In her book, Arrowsmith-Young elaborates: “The Arrowsmith exercise to address a motor symbol sequencing problem involves learning and producing motor plans using sequences of symbols. When students do this enough, the sequence will begin firing out the end of the pen without thought or hesitation. Over time, the plan becomes encoded in muscle memory, and when the student masters that plan, a new one is presented.”
This procedure is designed to be done for 30 minutes per day with one eye patched, 5 minutes with both eyes together, and to be practiced at home including weekends and holidays. What’s the significance of doing this with an eye patch, and why is the patch always worn over the left eye? Arrowsmith-Young observes (p.136) that the left hemisphere of the brain controls movement on the right side of the body. For the motor sequencing skill we want increased stimulation to the left premotor region of the brain. By using motor movements and guidance from the right eye in coordination with the dominant hand, we increase stimulation to the left-hemisphere motor area.
Anticipating objection from those would point out that one half of the information from each eye goes to each hemisphere, Arrowsmith-Young seems to be claiming that only information from the right eye goes to the left premotor hemisphere. I don’t quite follow the logic, as evidence from functional neuroimaging during visuomotor hand activity coordinated with saccades (the motor activity used in Arrowsmith symbol tracking) shows specific increase in activity within the dorsal premotor cortex at the junction of the ventral branch of the SPS (superior precentral sulcus) in both the left and right hemispheres.

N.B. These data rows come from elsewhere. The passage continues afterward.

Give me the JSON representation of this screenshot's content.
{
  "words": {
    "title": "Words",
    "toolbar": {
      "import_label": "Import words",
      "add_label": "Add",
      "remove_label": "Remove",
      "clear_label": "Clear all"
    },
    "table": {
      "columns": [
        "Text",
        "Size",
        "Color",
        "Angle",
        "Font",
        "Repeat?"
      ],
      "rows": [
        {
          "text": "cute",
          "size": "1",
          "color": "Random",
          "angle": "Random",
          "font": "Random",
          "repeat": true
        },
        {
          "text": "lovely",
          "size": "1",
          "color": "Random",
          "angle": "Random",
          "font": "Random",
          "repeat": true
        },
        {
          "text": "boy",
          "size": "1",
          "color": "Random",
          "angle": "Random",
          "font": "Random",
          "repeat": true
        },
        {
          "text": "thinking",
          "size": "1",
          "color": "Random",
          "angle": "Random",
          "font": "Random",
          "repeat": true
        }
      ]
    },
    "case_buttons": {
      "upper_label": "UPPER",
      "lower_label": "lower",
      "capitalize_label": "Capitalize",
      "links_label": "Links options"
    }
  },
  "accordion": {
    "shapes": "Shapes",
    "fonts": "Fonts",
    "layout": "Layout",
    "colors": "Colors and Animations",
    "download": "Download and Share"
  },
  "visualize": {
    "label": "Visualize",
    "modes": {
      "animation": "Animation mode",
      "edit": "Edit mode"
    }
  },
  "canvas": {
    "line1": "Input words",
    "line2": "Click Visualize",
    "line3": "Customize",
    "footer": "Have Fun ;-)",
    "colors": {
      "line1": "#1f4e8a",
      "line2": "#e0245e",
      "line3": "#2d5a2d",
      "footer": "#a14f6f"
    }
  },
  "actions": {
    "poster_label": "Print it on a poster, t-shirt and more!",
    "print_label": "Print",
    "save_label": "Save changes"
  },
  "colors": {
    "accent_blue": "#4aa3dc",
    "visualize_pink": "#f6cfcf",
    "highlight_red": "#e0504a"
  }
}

In addition to the crossover conundrum, hemispheric activation and integration will vary depending on the hand used.
I raise this issue not to question the Arrowsmith methodology, because I like it, but to lend a few observations to why it probably works so well when it does, and how in some instances more can be achieved.
1) In optometric vision therapy we always begin early phases with some patching activities, checking to see that performance with the right eye is equal to performance with the left eye. Regardless of whether the general Arrowsmith theory on patching is correct, there will be individuals who perform better when the right eye is covered rather than the left eye. The goal should be to approach symmetry with the two eyes in motor function, though they need not be perfectly equal. Equally important, we want to note that performance with both eyes yields a summation effect, and is better than with either eye independently.

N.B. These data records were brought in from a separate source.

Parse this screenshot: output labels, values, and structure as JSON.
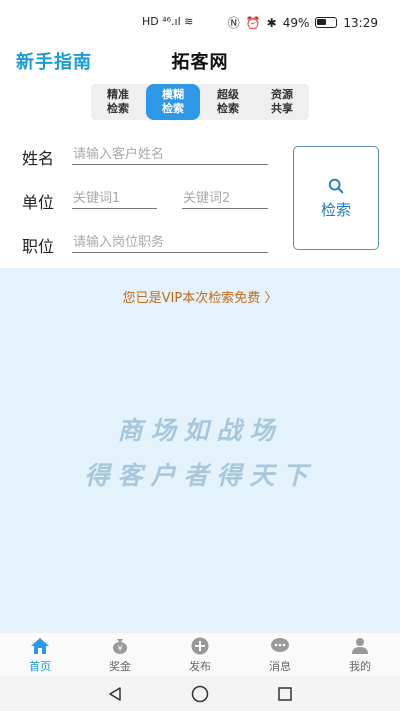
{
  "status_bar": {
    "left_glyphs": "HD ⁴⁶.ıl ≋",
    "battery": "49%",
    "time": "13:29"
  },
  "header": {
    "guide_link": "新手指南",
    "title": "拓客网"
  },
  "tabs": [
    {
      "line1": "精准",
      "line2": "检索",
      "active": false
    },
    {
      "line1": "模糊",
      "line2": "检索",
      "active": true
    },
    {
      "line1": "超级",
      "line2": "检索",
      "active": false
    },
    {
      "line1": "资源",
      "line2": "共享",
      "active": false
    }
  ],
  "form": {
    "name_label": "姓名",
    "name_placeholder": "请输入客户姓名",
    "company_label": "单位",
    "keyword1_placeholder": "关键词1",
    "keyword2_placeholder": "关键词2",
    "position_label": "职位",
    "position_placeholder": "请输入岗位职务",
    "search_button": "检索"
  },
  "content": {
    "vip_note": "您已是VIP本次检索免费 〉",
    "slogan_line1": "商场如战场",
    "slogan_line2": "得客户者得天下"
  },
  "bottom_nav": [
    {
      "label": "首页",
      "icon": "home-icon",
      "active": true
    },
    {
      "label": "奖金",
      "icon": "money-bag-icon",
      "active": false
    },
    {
      "label": "发布",
      "icon": "add-icon",
      "active": false
    },
    {
      "label": "消息",
      "icon": "message-icon",
      "active": false
    },
    {
      "label": "我的",
      "icon": "user-icon",
      "active": false
    }
  ],
  "colors": {
    "accent": "#1a9bd7",
    "tab_active": "#2d98e6",
    "content_bg": "#e3f2fb",
    "vip_text": "#c56a1a"
  }
}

2) The Arrowsmith program is now being used with children undertaking a dual curriculum in Hebrew and English. For these children, motor symbol sequencing proceeding from right to left is just as crucial as proceeding from left to right. We use Hebrew letter and word tracking sheets to attain mastery in right to left sequencing. As Arrowsmith-Young notes in her book (p. 129) Hebrew an even greater load on motor symbol sequencing because of the small dot symbol code used to phonetically modify the sound of each letter. In addition, any instability of print due to imbalance between the two eyes compounds the challenge.

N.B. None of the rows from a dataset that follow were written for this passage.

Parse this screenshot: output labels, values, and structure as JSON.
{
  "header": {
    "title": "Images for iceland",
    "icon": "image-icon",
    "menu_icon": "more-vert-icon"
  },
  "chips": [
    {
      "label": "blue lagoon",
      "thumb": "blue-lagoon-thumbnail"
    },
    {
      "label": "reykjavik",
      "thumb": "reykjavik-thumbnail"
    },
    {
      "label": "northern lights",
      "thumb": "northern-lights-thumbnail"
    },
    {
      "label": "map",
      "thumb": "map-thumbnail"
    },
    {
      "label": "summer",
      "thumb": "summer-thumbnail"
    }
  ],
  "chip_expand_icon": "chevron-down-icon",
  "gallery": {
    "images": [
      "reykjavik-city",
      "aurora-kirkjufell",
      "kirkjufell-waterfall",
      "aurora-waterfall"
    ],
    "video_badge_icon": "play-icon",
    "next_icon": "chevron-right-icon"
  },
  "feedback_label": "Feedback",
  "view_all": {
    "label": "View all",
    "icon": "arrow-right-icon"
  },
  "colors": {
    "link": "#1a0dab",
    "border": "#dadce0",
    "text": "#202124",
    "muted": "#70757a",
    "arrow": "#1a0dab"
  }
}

3) I agree with Arrowsmith-Young that the majority of individuals with learning problems (LD), and particularly reading problems (RD), have great difficulty with motor symbol sequencing. For this reason we spend a great deal of time and effort, much like the Arrowsmith immersion, in these types of procedures at the beginning of therapy. Although it is tempting to lighten up on these activities at the outset because they are so difficult to master for the LD and RD populations, attaining mastery in this area is crucial to successful outcomes.